Task goal: Print the records below exactly. Omit every picture.
+++ Available data +++
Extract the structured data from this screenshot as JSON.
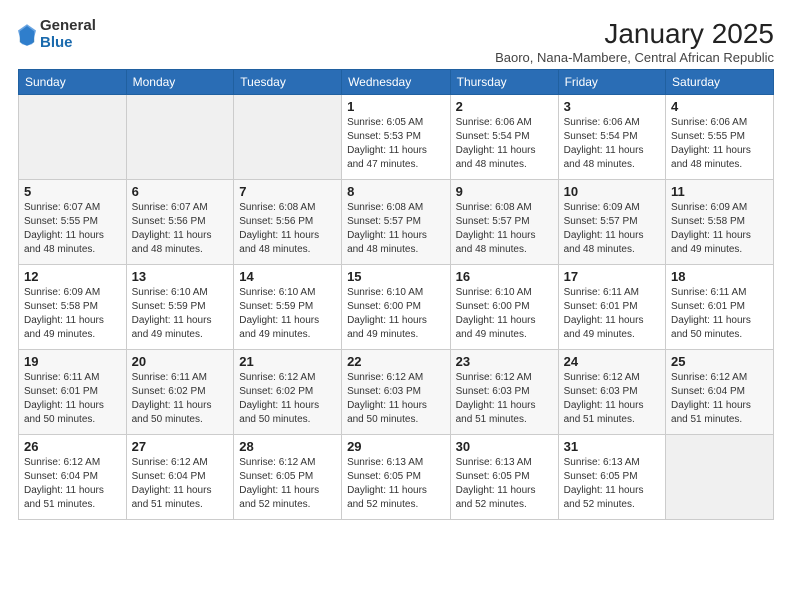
{
  "header": {
    "logo_general": "General",
    "logo_blue": "Blue",
    "month_title": "January 2025",
    "subtitle": "Baoro, Nana-Mambere, Central African Republic"
  },
  "days_of_week": [
    "Sunday",
    "Monday",
    "Tuesday",
    "Wednesday",
    "Thursday",
    "Friday",
    "Saturday"
  ],
  "weeks": [
    [
      {
        "day": "",
        "info": ""
      },
      {
        "day": "",
        "info": ""
      },
      {
        "day": "",
        "info": ""
      },
      {
        "day": "1",
        "info": "Sunrise: 6:05 AM\nSunset: 5:53 PM\nDaylight: 11 hours and 47 minutes."
      },
      {
        "day": "2",
        "info": "Sunrise: 6:06 AM\nSunset: 5:54 PM\nDaylight: 11 hours and 48 minutes."
      },
      {
        "day": "3",
        "info": "Sunrise: 6:06 AM\nSunset: 5:54 PM\nDaylight: 11 hours and 48 minutes."
      },
      {
        "day": "4",
        "info": "Sunrise: 6:06 AM\nSunset: 5:55 PM\nDaylight: 11 hours and 48 minutes."
      }
    ],
    [
      {
        "day": "5",
        "info": "Sunrise: 6:07 AM\nSunset: 5:55 PM\nDaylight: 11 hours and 48 minutes."
      },
      {
        "day": "6",
        "info": "Sunrise: 6:07 AM\nSunset: 5:56 PM\nDaylight: 11 hours and 48 minutes."
      },
      {
        "day": "7",
        "info": "Sunrise: 6:08 AM\nSunset: 5:56 PM\nDaylight: 11 hours and 48 minutes."
      },
      {
        "day": "8",
        "info": "Sunrise: 6:08 AM\nSunset: 5:57 PM\nDaylight: 11 hours and 48 minutes."
      },
      {
        "day": "9",
        "info": "Sunrise: 6:08 AM\nSunset: 5:57 PM\nDaylight: 11 hours and 48 minutes."
      },
      {
        "day": "10",
        "info": "Sunrise: 6:09 AM\nSunset: 5:57 PM\nDaylight: 11 hours and 48 minutes."
      },
      {
        "day": "11",
        "info": "Sunrise: 6:09 AM\nSunset: 5:58 PM\nDaylight: 11 hours and 49 minutes."
      }
    ],
    [
      {
        "day": "12",
        "info": "Sunrise: 6:09 AM\nSunset: 5:58 PM\nDaylight: 11 hours and 49 minutes."
      },
      {
        "day": "13",
        "info": "Sunrise: 6:10 AM\nSunset: 5:59 PM\nDaylight: 11 hours and 49 minutes."
      },
      {
        "day": "14",
        "info": "Sunrise: 6:10 AM\nSunset: 5:59 PM\nDaylight: 11 hours and 49 minutes."
      },
      {
        "day": "15",
        "info": "Sunrise: 6:10 AM\nSunset: 6:00 PM\nDaylight: 11 hours and 49 minutes."
      },
      {
        "day": "16",
        "info": "Sunrise: 6:10 AM\nSunset: 6:00 PM\nDaylight: 11 hours and 49 minutes."
      },
      {
        "day": "17",
        "info": "Sunrise: 6:11 AM\nSunset: 6:01 PM\nDaylight: 11 hours and 49 minutes."
      },
      {
        "day": "18",
        "info": "Sunrise: 6:11 AM\nSunset: 6:01 PM\nDaylight: 11 hours and 50 minutes."
      }
    ],
    [
      {
        "day": "19",
        "info": "Sunrise: 6:11 AM\nSunset: 6:01 PM\nDaylight: 11 hours and 50 minutes."
      },
      {
        "day": "20",
        "info": "Sunrise: 6:11 AM\nSunset: 6:02 PM\nDaylight: 11 hours and 50 minutes."
      },
      {
        "day": "21",
        "info": "Sunrise: 6:12 AM\nSunset: 6:02 PM\nDaylight: 11 hours and 50 minutes."
      },
      {
        "day": "22",
        "info": "Sunrise: 6:12 AM\nSunset: 6:03 PM\nDaylight: 11 hours and 50 minutes."
      },
      {
        "day": "23",
        "info": "Sunrise: 6:12 AM\nSunset: 6:03 PM\nDaylight: 11 hours and 51 minutes."
      },
      {
        "day": "24",
        "info": "Sunrise: 6:12 AM\nSunset: 6:03 PM\nDaylight: 11 hours and 51 minutes."
      },
      {
        "day": "25",
        "info": "Sunrise: 6:12 AM\nSunset: 6:04 PM\nDaylight: 11 hours and 51 minutes."
      }
    ],
    [
      {
        "day": "26",
        "info": "Sunrise: 6:12 AM\nSunset: 6:04 PM\nDaylight: 11 hours and 51 minutes."
      },
      {
        "day": "27",
        "info": "Sunrise: 6:12 AM\nSunset: 6:04 PM\nDaylight: 11 hours and 51 minutes."
      },
      {
        "day": "28",
        "info": "Sunrise: 6:12 AM\nSunset: 6:05 PM\nDaylight: 11 hours and 52 minutes."
      },
      {
        "day": "29",
        "info": "Sunrise: 6:13 AM\nSunset: 6:05 PM\nDaylight: 11 hours and 52 minutes."
      },
      {
        "day": "30",
        "info": "Sunrise: 6:13 AM\nSunset: 6:05 PM\nDaylight: 11 hours and 52 minutes."
      },
      {
        "day": "31",
        "info": "Sunrise: 6:13 AM\nSunset: 6:05 PM\nDaylight: 11 hours and 52 minutes."
      },
      {
        "day": "",
        "info": ""
      }
    ]
  ]
}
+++
Written response:
Extract the structured data from this screenshot as JSON.
{
  "header": {
    "logo_general": "General",
    "logo_blue": "Blue",
    "month_title": "January 2025",
    "subtitle": "Baoro, Nana-Mambere, Central African Republic"
  },
  "days_of_week": [
    "Sunday",
    "Monday",
    "Tuesday",
    "Wednesday",
    "Thursday",
    "Friday",
    "Saturday"
  ],
  "weeks": [
    [
      {
        "day": "",
        "info": ""
      },
      {
        "day": "",
        "info": ""
      },
      {
        "day": "",
        "info": ""
      },
      {
        "day": "1",
        "info": "Sunrise: 6:05 AM\nSunset: 5:53 PM\nDaylight: 11 hours and 47 minutes."
      },
      {
        "day": "2",
        "info": "Sunrise: 6:06 AM\nSunset: 5:54 PM\nDaylight: 11 hours and 48 minutes."
      },
      {
        "day": "3",
        "info": "Sunrise: 6:06 AM\nSunset: 5:54 PM\nDaylight: 11 hours and 48 minutes."
      },
      {
        "day": "4",
        "info": "Sunrise: 6:06 AM\nSunset: 5:55 PM\nDaylight: 11 hours and 48 minutes."
      }
    ],
    [
      {
        "day": "5",
        "info": "Sunrise: 6:07 AM\nSunset: 5:55 PM\nDaylight: 11 hours and 48 minutes."
      },
      {
        "day": "6",
        "info": "Sunrise: 6:07 AM\nSunset: 5:56 PM\nDaylight: 11 hours and 48 minutes."
      },
      {
        "day": "7",
        "info": "Sunrise: 6:08 AM\nSunset: 5:56 PM\nDaylight: 11 hours and 48 minutes."
      },
      {
        "day": "8",
        "info": "Sunrise: 6:08 AM\nSunset: 5:57 PM\nDaylight: 11 hours and 48 minutes."
      },
      {
        "day": "9",
        "info": "Sunrise: 6:08 AM\nSunset: 5:57 PM\nDaylight: 11 hours and 48 minutes."
      },
      {
        "day": "10",
        "info": "Sunrise: 6:09 AM\nSunset: 5:57 PM\nDaylight: 11 hours and 48 minutes."
      },
      {
        "day": "11",
        "info": "Sunrise: 6:09 AM\nSunset: 5:58 PM\nDaylight: 11 hours and 49 minutes."
      }
    ],
    [
      {
        "day": "12",
        "info": "Sunrise: 6:09 AM\nSunset: 5:58 PM\nDaylight: 11 hours and 49 minutes."
      },
      {
        "day": "13",
        "info": "Sunrise: 6:10 AM\nSunset: 5:59 PM\nDaylight: 11 hours and 49 minutes."
      },
      {
        "day": "14",
        "info": "Sunrise: 6:10 AM\nSunset: 5:59 PM\nDaylight: 11 hours and 49 minutes."
      },
      {
        "day": "15",
        "info": "Sunrise: 6:10 AM\nSunset: 6:00 PM\nDaylight: 11 hours and 49 minutes."
      },
      {
        "day": "16",
        "info": "Sunrise: 6:10 AM\nSunset: 6:00 PM\nDaylight: 11 hours and 49 minutes."
      },
      {
        "day": "17",
        "info": "Sunrise: 6:11 AM\nSunset: 6:01 PM\nDaylight: 11 hours and 49 minutes."
      },
      {
        "day": "18",
        "info": "Sunrise: 6:11 AM\nSunset: 6:01 PM\nDaylight: 11 hours and 50 minutes."
      }
    ],
    [
      {
        "day": "19",
        "info": "Sunrise: 6:11 AM\nSunset: 6:01 PM\nDaylight: 11 hours and 50 minutes."
      },
      {
        "day": "20",
        "info": "Sunrise: 6:11 AM\nSunset: 6:02 PM\nDaylight: 11 hours and 50 minutes."
      },
      {
        "day": "21",
        "info": "Sunrise: 6:12 AM\nSunset: 6:02 PM\nDaylight: 11 hours and 50 minutes."
      },
      {
        "day": "22",
        "info": "Sunrise: 6:12 AM\nSunset: 6:03 PM\nDaylight: 11 hours and 50 minutes."
      },
      {
        "day": "23",
        "info": "Sunrise: 6:12 AM\nSunset: 6:03 PM\nDaylight: 11 hours and 51 minutes."
      },
      {
        "day": "24",
        "info": "Sunrise: 6:12 AM\nSunset: 6:03 PM\nDaylight: 11 hours and 51 minutes."
      },
      {
        "day": "25",
        "info": "Sunrise: 6:12 AM\nSunset: 6:04 PM\nDaylight: 11 hours and 51 minutes."
      }
    ],
    [
      {
        "day": "26",
        "info": "Sunrise: 6:12 AM\nSunset: 6:04 PM\nDaylight: 11 hours and 51 minutes."
      },
      {
        "day": "27",
        "info": "Sunrise: 6:12 AM\nSunset: 6:04 PM\nDaylight: 11 hours and 51 minutes."
      },
      {
        "day": "28",
        "info": "Sunrise: 6:12 AM\nSunset: 6:05 PM\nDaylight: 11 hours and 52 minutes."
      },
      {
        "day": "29",
        "info": "Sunrise: 6:13 AM\nSunset: 6:05 PM\nDaylight: 11 hours and 52 minutes."
      },
      {
        "day": "30",
        "info": "Sunrise: 6:13 AM\nSunset: 6:05 PM\nDaylight: 11 hours and 52 minutes."
      },
      {
        "day": "31",
        "info": "Sunrise: 6:13 AM\nSunset: 6:05 PM\nDaylight: 11 hours and 52 minutes."
      },
      {
        "day": "",
        "info": ""
      }
    ]
  ]
}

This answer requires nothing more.